━━━ SUPPLIED INFORMATION ━━━
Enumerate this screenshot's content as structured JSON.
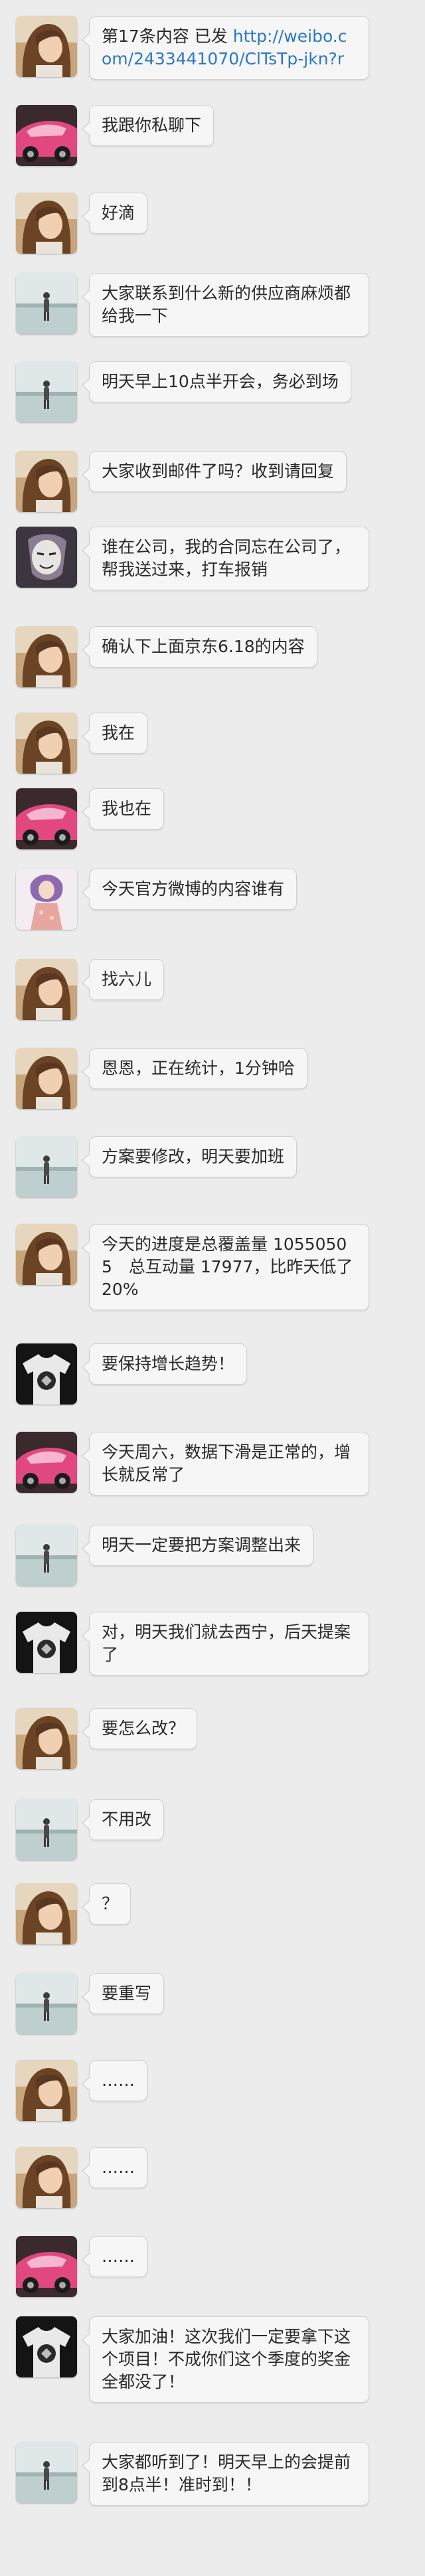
{
  "messages": [
    {
      "avatar": "girl-brown-hair-avatar",
      "text": "第17条内容 已发 ",
      "link": "http://weibo.com/2433441070/ClTsTp-jkn?r"
    },
    {
      "avatar": "pink-car-avatar",
      "text": "我跟你私聊下"
    },
    {
      "avatar": "girl-brown-hair-avatar",
      "text": "好滴"
    },
    {
      "avatar": "beach-figure-avatar",
      "text": "大家联系到什么新的供应商麻烦都给我一下"
    },
    {
      "avatar": "beach-figure-avatar",
      "text": "明天早上10点半开会，务必到场"
    },
    {
      "avatar": "girl-brown-hair-avatar",
      "text": "大家收到邮件了吗？收到请回复"
    },
    {
      "avatar": "masked-face-avatar",
      "text": "谁在公司，我的合同忘在公司了，帮我送过来，打车报销"
    },
    {
      "avatar": "girl-brown-hair-avatar",
      "text": "确认下上面京东6.18的内容"
    },
    {
      "avatar": "girl-brown-hair-avatar",
      "text": "我在"
    },
    {
      "avatar": "pink-car-avatar",
      "text": "我也在"
    },
    {
      "avatar": "purple-hair-girl-avatar",
      "text": "今天官方微博的内容谁有"
    },
    {
      "avatar": "girl-brown-hair-avatar",
      "text": "找六儿"
    },
    {
      "avatar": "girl-brown-hair-avatar",
      "text": "恩恩，正在统计，1分钟哈"
    },
    {
      "avatar": "beach-figure-avatar",
      "text": "方案要修改，明天要加班"
    },
    {
      "avatar": "girl-brown-hair-avatar",
      "text": "今天的进度是总覆盖量 10550505　总互动量 17977，比昨天低了20%"
    },
    {
      "avatar": "bw-shirt-avatar",
      "text": "要保持增长趋势！"
    },
    {
      "avatar": "pink-car-avatar",
      "text": "今天周六，数据下滑是正常的，增长就反常了"
    },
    {
      "avatar": "beach-figure-avatar",
      "text": "明天一定要把方案调整出来"
    },
    {
      "avatar": "bw-shirt-avatar",
      "text": "对，明天我们就去西宁，后天提案了"
    },
    {
      "avatar": "girl-brown-hair-avatar",
      "text": "要怎么改？"
    },
    {
      "avatar": "beach-figure-avatar",
      "text": "不用改"
    },
    {
      "avatar": "girl-brown-hair-avatar",
      "text": "？"
    },
    {
      "avatar": "beach-figure-avatar",
      "text": "要重写"
    },
    {
      "avatar": "girl-brown-hair-avatar",
      "text": "……"
    },
    {
      "avatar": "girl-brown-hair-avatar",
      "text": "……"
    },
    {
      "avatar": "pink-car-avatar",
      "text": "……"
    },
    {
      "avatar": "bw-shirt-avatar",
      "text": "大家加油！这次我们一定要拿下这个项目！不成你们这个季度的奖金全都没了！"
    },
    {
      "avatar": "beach-figure-avatar",
      "text": "大家都听到了！明天早上的会提前到8点半！准时到！！"
    }
  ]
}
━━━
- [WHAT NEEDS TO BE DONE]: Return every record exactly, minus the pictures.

- [REPLY]:
Enumerate this screenshot's content as structured JSON.
{
  "messages": [
    {
      "avatar": "girl-brown-hair-avatar",
      "text": "第17条内容 已发 ",
      "link": "http://weibo.com/2433441070/ClTsTp-jkn?r"
    },
    {
      "avatar": "pink-car-avatar",
      "text": "我跟你私聊下"
    },
    {
      "avatar": "girl-brown-hair-avatar",
      "text": "好滴"
    },
    {
      "avatar": "beach-figure-avatar",
      "text": "大家联系到什么新的供应商麻烦都给我一下"
    },
    {
      "avatar": "beach-figure-avatar",
      "text": "明天早上10点半开会，务必到场"
    },
    {
      "avatar": "girl-brown-hair-avatar",
      "text": "大家收到邮件了吗？收到请回复"
    },
    {
      "avatar": "masked-face-avatar",
      "text": "谁在公司，我的合同忘在公司了，帮我送过来，打车报销"
    },
    {
      "avatar": "girl-brown-hair-avatar",
      "text": "确认下上面京东6.18的内容"
    },
    {
      "avatar": "girl-brown-hair-avatar",
      "text": "我在"
    },
    {
      "avatar": "pink-car-avatar",
      "text": "我也在"
    },
    {
      "avatar": "purple-hair-girl-avatar",
      "text": "今天官方微博的内容谁有"
    },
    {
      "avatar": "girl-brown-hair-avatar",
      "text": "找六儿"
    },
    {
      "avatar": "girl-brown-hair-avatar",
      "text": "恩恩，正在统计，1分钟哈"
    },
    {
      "avatar": "beach-figure-avatar",
      "text": "方案要修改，明天要加班"
    },
    {
      "avatar": "girl-brown-hair-avatar",
      "text": "今天的进度是总覆盖量 10550505　总互动量 17977，比昨天低了20%"
    },
    {
      "avatar": "bw-shirt-avatar",
      "text": "要保持增长趋势！"
    },
    {
      "avatar": "pink-car-avatar",
      "text": "今天周六，数据下滑是正常的，增长就反常了"
    },
    {
      "avatar": "beach-figure-avatar",
      "text": "明天一定要把方案调整出来"
    },
    {
      "avatar": "bw-shirt-avatar",
      "text": "对，明天我们就去西宁，后天提案了"
    },
    {
      "avatar": "girl-brown-hair-avatar",
      "text": "要怎么改？"
    },
    {
      "avatar": "beach-figure-avatar",
      "text": "不用改"
    },
    {
      "avatar": "girl-brown-hair-avatar",
      "text": "？"
    },
    {
      "avatar": "beach-figure-avatar",
      "text": "要重写"
    },
    {
      "avatar": "girl-brown-hair-avatar",
      "text": "……"
    },
    {
      "avatar": "girl-brown-hair-avatar",
      "text": "……"
    },
    {
      "avatar": "pink-car-avatar",
      "text": "……"
    },
    {
      "avatar": "bw-shirt-avatar",
      "text": "大家加油！这次我们一定要拿下这个项目！不成你们这个季度的奖金全都没了！"
    },
    {
      "avatar": "beach-figure-avatar",
      "text": "大家都听到了！明天早上的会提前到8点半！准时到！！"
    }
  ]
}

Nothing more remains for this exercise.